— WORK TASK —
The answer must be a single number: how many lines in this listing hold the word "JSON".

•••••

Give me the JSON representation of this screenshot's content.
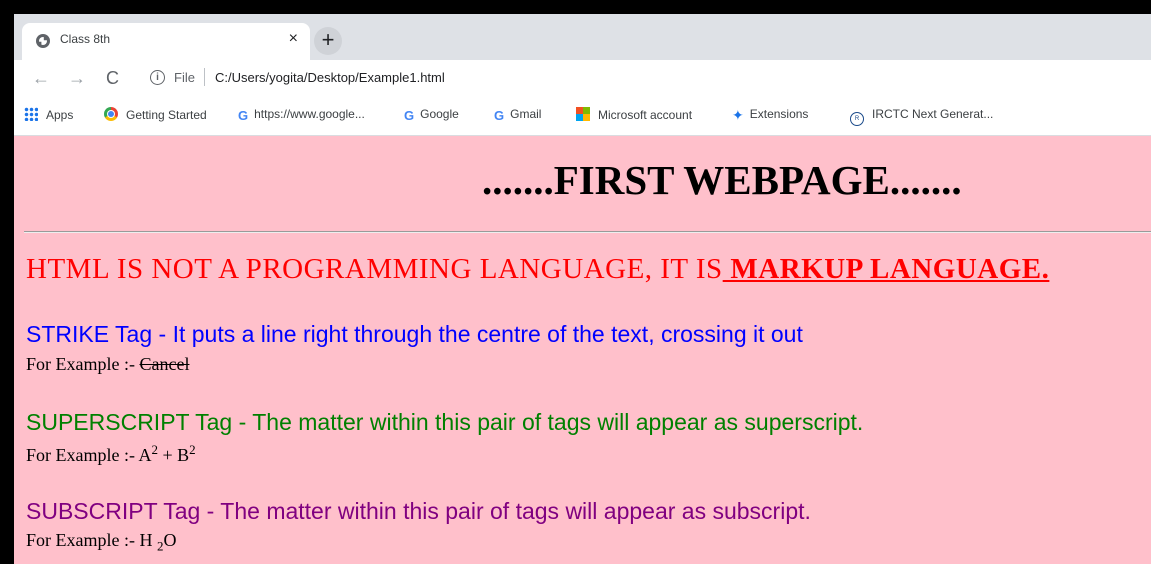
{
  "tab": {
    "title": "Class 8th",
    "close": "×"
  },
  "new_tab": "+",
  "toolbar": {
    "back": "←",
    "forward": "→",
    "reload": "C",
    "info": "i",
    "scheme": "File",
    "url": "C:/Users/yogita/Desktop/Example1.html"
  },
  "bookmarks": [
    {
      "label": "Apps",
      "icon": "apps-grid-icon"
    },
    {
      "label": "Getting Started",
      "icon": "chrome-icon"
    },
    {
      "label": "https://www.google...",
      "icon": "google-icon"
    },
    {
      "label": "Google",
      "icon": "google-icon"
    },
    {
      "label": "Gmail",
      "icon": "google-icon"
    },
    {
      "label": "Microsoft account",
      "icon": "microsoft-icon"
    },
    {
      "label": "Extensions",
      "icon": "puzzle-icon"
    },
    {
      "label": "IRCTC Next Generat...",
      "icon": "irctc-icon"
    }
  ],
  "page": {
    "heading": ".......FIRST WEBPAGE.......",
    "markup_text": "HTML IS NOT A PROGRAMMING LANGUAGE, IT IS",
    "markup_underlined": " MARKUP LANGUAGE.",
    "strike": {
      "desc": "STRIKE Tag - It puts a line right through the centre of the text, crossing it out",
      "example_prefix": "For Example :- ",
      "example_value": "Cancel",
      "color": "#0000ff"
    },
    "superscript": {
      "desc": "SUPERSCRIPT Tag - The matter within this pair of tags will appear as superscript.",
      "example_prefix": "For Example :- ",
      "a": "A",
      "a_sup": "2",
      "plus": " + ",
      "b": "B",
      "b_sup": "2",
      "color": "#008000"
    },
    "subscript": {
      "desc": "SUBSCRIPT Tag - The matter within this pair of tags will appear as subscript.",
      "example_prefix": "For Example :- ",
      "h": "H ",
      "h_sub": "2",
      "o": "O",
      "color": "#800080"
    }
  },
  "colors": {
    "page_background": "#ffc0cb",
    "markup_text": "#ff0000"
  }
}
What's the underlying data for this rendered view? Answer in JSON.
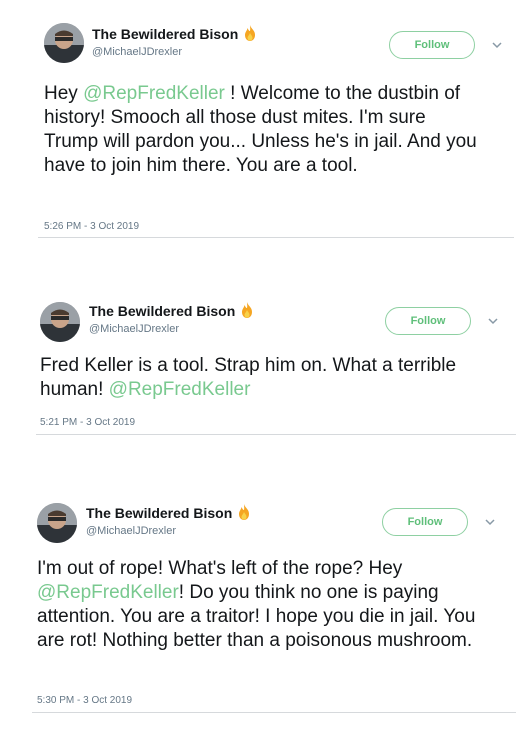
{
  "accent_color": "#79c98f",
  "tweets": [
    {
      "display_name": "The Bewildered Bison",
      "name_icon": "fire-icon",
      "handle": "@MichaelJDrexler",
      "follow_label": "Follow",
      "text_parts": [
        "Hey ",
        "@RepFredKeller",
        " ! Welcome to the dustbin of history! Smooch all those dust mites. I'm sure Trump will pardon you... Unless he's in jail. And you have to join him there. You are a tool."
      ],
      "timestamp": "5:26 PM - 3 Oct 2019"
    },
    {
      "display_name": "The Bewildered Bison",
      "name_icon": "fire-icon",
      "handle": "@MichaelJDrexler",
      "follow_label": "Follow",
      "text_parts": [
        "Fred Keller is a tool. Strap him on. What a terrible human! ",
        "@RepFredKeller",
        ""
      ],
      "timestamp": "5:21 PM - 3 Oct 2019"
    },
    {
      "display_name": "The Bewildered Bison",
      "name_icon": "fire-icon",
      "handle": "@MichaelJDrexler",
      "follow_label": "Follow",
      "text_parts": [
        "I'm out of rope! What's left of the rope? Hey ",
        "@RepFredKeller",
        "! Do you think no one is paying attention. You are a traitor! I hope you die in jail. You are rot! Nothing better than a poisonous mushroom."
      ],
      "timestamp": "5:30 PM - 3 Oct 2019"
    }
  ]
}
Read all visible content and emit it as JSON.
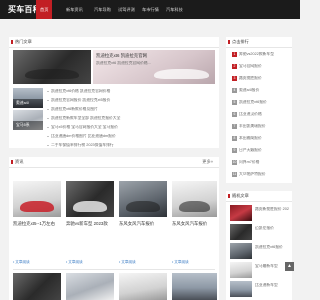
{
  "site": {
    "logo": "买车百科网"
  },
  "nav": {
    "items": [
      "首页",
      "新车资讯",
      "汽车导购",
      "试驾评测",
      "车市行情",
      "汽车科技"
    ]
  },
  "hot": {
    "title": "热门文章",
    "feature_title": "凯迪拉克xt6 凯迪拉克官网",
    "feature_desc": "凯迪拉克xt6 凯迪拉克官网价格…",
    "list": [
      "凯迪拉克xt6价格 凯迪拉克官网价格",
      "凯迪拉克官网报价 凯迪拉克xt5报价",
      "凯迪拉克xt6新款价格及图片",
      "凯迪拉克新款车型全部 凯迪拉克报价大全",
      "宝马x5价格 宝马官网报价大全 宝马报价",
      "比亚迪唐dm价格图片 比亚迪唐dm报价",
      "二手车保值率排行榜 2023保值车排行"
    ],
    "thumb_captions": [
      "奥迪a4l",
      "宝马5系"
    ]
  },
  "rank": {
    "title": "点击排行",
    "items": [
      "奔驰vs2022款新车型",
      "宝马官网报价",
      "路虎揽胜报价",
      "奥迪a4l报价",
      "凯迪拉克xt6报价",
      "比亚迪汉价格",
      "丰田凯美瑞报价",
      "本田雅阁报价",
      "日产天籁报价",
      "问界m7价格",
      "大众帕萨特报价"
    ],
    "numbers": [
      "1",
      "2",
      "3",
      "4",
      "5",
      "6",
      "7",
      "8",
      "9",
      "10",
      "11"
    ]
  },
  "news": {
    "title": "资讯",
    "more": "更多»",
    "cards": [
      {
        "title": "凯迪拉克xt5--1万左右",
        "tag": "• 文章阅读"
      },
      {
        "title": "奔驰vs新车型 2023款",
        "tag": "• 文章阅读"
      },
      {
        "title": "东风女风汽车报价",
        "tag": "• 文章阅读"
      },
      {
        "title": "东风女风汽车报价",
        "tag": "• 文章阅读"
      }
    ]
  },
  "latest": {
    "title": "随机文章",
    "items": [
      "路虎新揽胜报价 2023款路虎揽胜",
      "迈凯伦报价",
      "凯迪拉克xt6报价",
      "宝马最新车型",
      "比亚迪新车型"
    ]
  },
  "totop": "▲"
}
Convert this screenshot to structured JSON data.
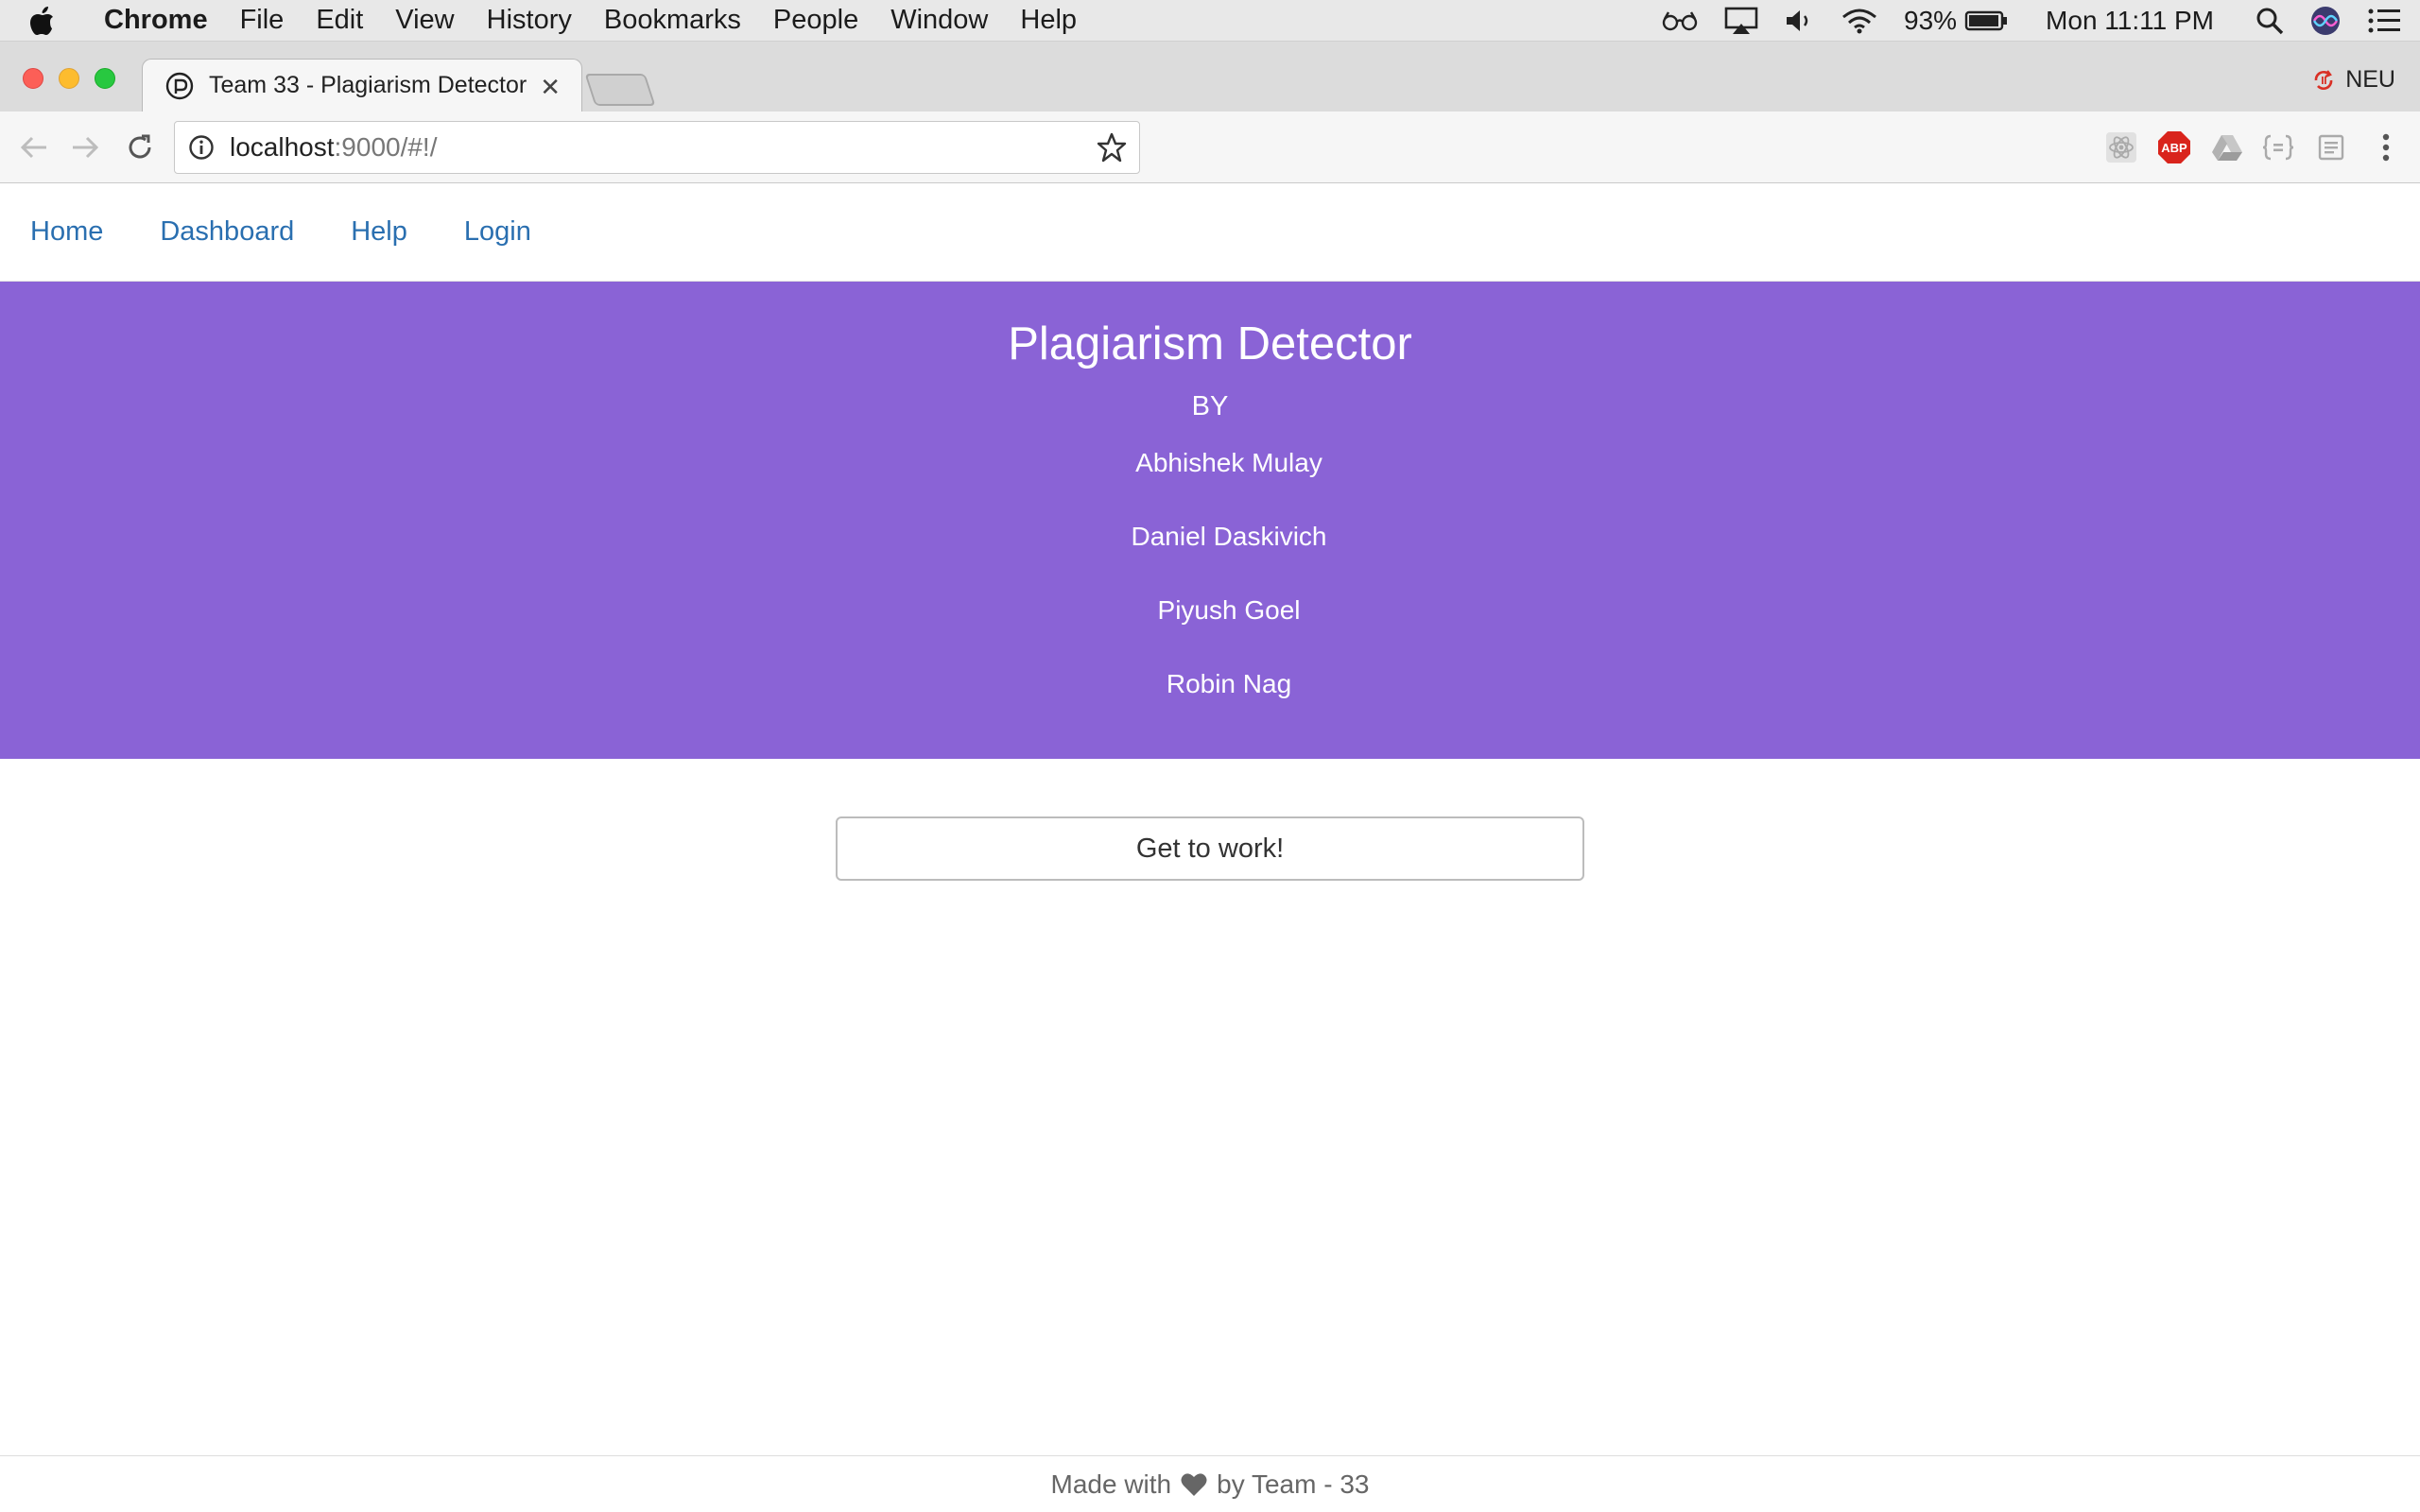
{
  "menubar": {
    "app": "Chrome",
    "items": [
      "File",
      "Edit",
      "View",
      "History",
      "Bookmarks",
      "People",
      "Window",
      "Help"
    ],
    "battery": "93%",
    "clock": "Mon 11:11 PM"
  },
  "browser": {
    "tab_title": "Team 33 - Plagiarism Detector",
    "profile": "NEU",
    "url_host": "localhost",
    "url_rest": ":9000/#!/",
    "adblock_label": "ABP"
  },
  "nav": {
    "items": [
      "Home",
      "Dashboard",
      "Help",
      "Login"
    ]
  },
  "hero": {
    "title": "Plagiarism Detector",
    "by": "BY",
    "members": [
      "Abhishek Mulay",
      "Daniel Daskivich",
      "Piyush Goel",
      "Robin Nag"
    ]
  },
  "cta": {
    "label": "Get to work!"
  },
  "footer": {
    "prefix": "Made with",
    "suffix": "by Team - 33"
  },
  "colors": {
    "hero_bg": "#8a63d6",
    "link": "#2a6fb0"
  }
}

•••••

— RESULT OF THE TASK —
4